Merck and Collins want to get beyond that cool factor. After “walking” through a brain or a heart or a spine in the Yurt virtual reality theater, “clinicians inevitably say, ‘This is awesome! What do you do with it?’” Merck says.
“The stage it’s at now, it’s a lot of hardware that goes into making it happen. It’s analogous to back when computers filled an entire room,” Oyelese says. If the images were projected in a VR headset like the Oculus Rift, it could change the game. “We’ve always tried to push the limit and see what we could come up with,” he says of Collins, with whom he’s worked in the operating room for many years.
Collins is also a longtime colleague of Damian Dupuy, MD, professor of diagnostic imaging and a pioneer in image-guided tumor ablation. Dupuy recently tapped Collins and Merck to work with him on a study of lung tumor recurrence in ablation patients. The procedure involves skewering the tumor with a small antenna to destroy the cancer cells with microwave energy. Follow-up CT scans, immediately after the procedure and then a month later and every three months after that, are performed to make sure all of the cancer cells are gone. The changes can be so subtle it can take a year or more before a radiologist can confidently say the tumor is back.

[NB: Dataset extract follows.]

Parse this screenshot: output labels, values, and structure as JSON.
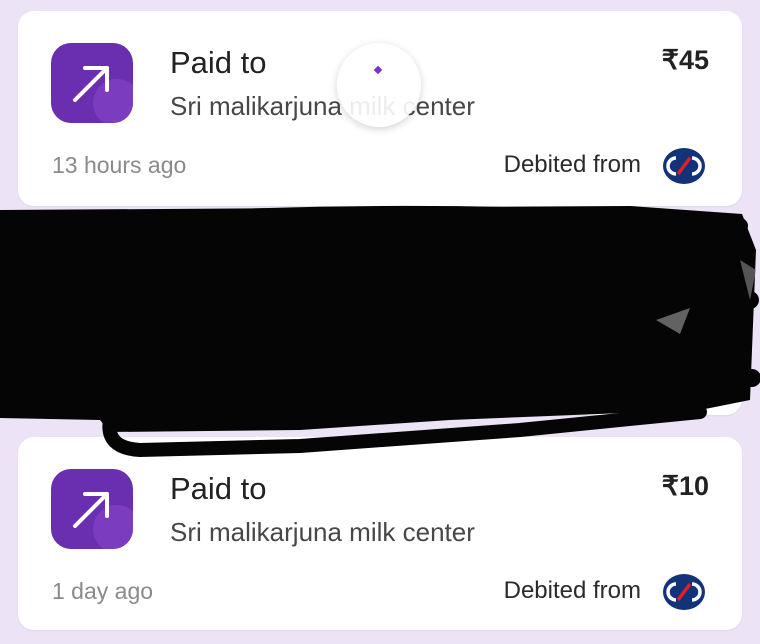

Dupuy wants to cut the wait time. Armed with longitudinal data from a couple dozen patients, Collins is creating 3-D models of their tumors and thermal ablations and manipulating them to see how they overlap. Merck, meanwhile, is bringing his “esoteric math” to bear to calculate an objective metric that could predict recurrence rate. Though the sample size is small, they say results so far are encouraging.
Merck often says the 3-D lab forms a bridge—between the academic and clinical worlds, between medicine and computer science. He and Collins also bridge present and future, supporting clinical staff with day-to-day diagnostics and treatment planning while carrying out research projects and proof-of-concept jobs that could someday improve health outcomes.
“Three-D imaging is another way for the human brain to assimilate information that might change the way you approach treatment,” Dupuy says. “It’s like looking at the whole forest rather than a clump of trees.”